1st Lord Seaforth, Francis Humberston Mackenzie, b.1754, a.1797, d.1815

 

In 1779, being heavily in debt, the 1st Earl mentioned above sold his estates to his cousin Lieutenant-Colonel Thomas Mackenzie-Humberston (b.1754, d.1783), great-grandson of the 4th Earl, grandson of Colonel Alexander Mackenzie and Elizabeth Paterson, and son of Major William Mackenzie (b.?, d.1770) and Mary Humberston. Thomas joined the Seaforth Highlanders and reached the rank of Captain, prior to purchasing the Seaforth estates. After the death of the 1st Earl, Thomas accompanied the regiment to India as the new Lieutenant-Colonel, and performed with distinction out there. He was aboard another ship sailing from Bombay which was attacked by ships of the Mahratta (or Maratha) Empire. All officers on board were killed. His estates transferred to his brother Francis, who had been deaf and almost dumb as a result of scarlet fever from a young age.
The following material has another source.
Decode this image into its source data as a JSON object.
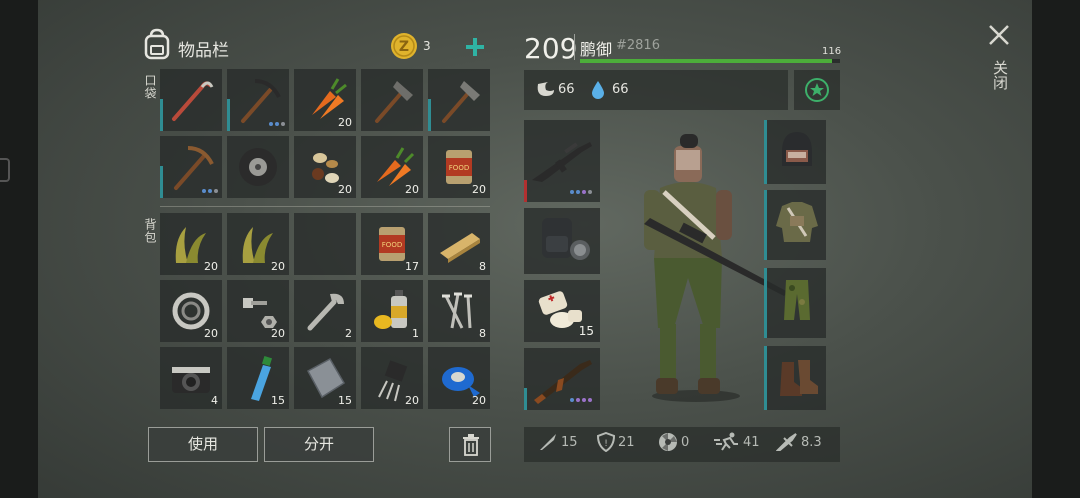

This impairment did not halt his career, and he was an MP for Ross-shire from 1784 to 1790. He made several offers to raise a new regiment out of his own estates, and in 1793 was granted permission to do so. The existing regiment created by the 1st Earl had been renumbered as the 72nd, and this new force was called the 78th. In 1796, a second battalion was added, known as the Ross-shire Buffs. Much later, in 1881, the 72nd and 78th were amalgamated as the Seaforth Highlanders. In 1797 he was created 1st Lord Seaforth and 1st Baron Mackenzie of Kintail in the Peerage of Great Britain. In 1798, he was appointed Colonel of the Ross-shire Regiment of Militia. He was Governor of Barbados from 1800 to 1806, reaching the rank of Major-General in 1802 and Lieutenant-General in 1808. He had a large family, but all of his sons died before him.

 

 

Lords Seaforth (1921)

 

1st Lord Seaforth, James Alexander Francis Humberston Stewart-Mackenzie, b.1847, a.1921, d.1923

 

Great-grandson of the previous 1st Lord Seaforth and Mary Proby, grandson of Mary Frederica Elizabeth Mackenzie (b.1783, d.1862) and James Alexander Stewart (b.1784, d.1843) (himself a grandson of Sir Alexander Stewart, 6th Earl of Galloway), and son of Keith William Stewart Mackenzie (b.1818, d.1881) and Hannah Charlotte Hope-Vere (b.c.1816, d.1868) (a descendant of several different earls or greater). Educated at Glenalmond, Harrow and Sandhurst, he was a distinguished soldier, serving with the 9th Lancers all over the world, becoming regimental Colonel in 1891. He was created 1st Baron Seaforth of Brahan in the 1921 New Year Honours List. Having no children, this title became extinct at his death.

 

(Last updated: 21/09/2009)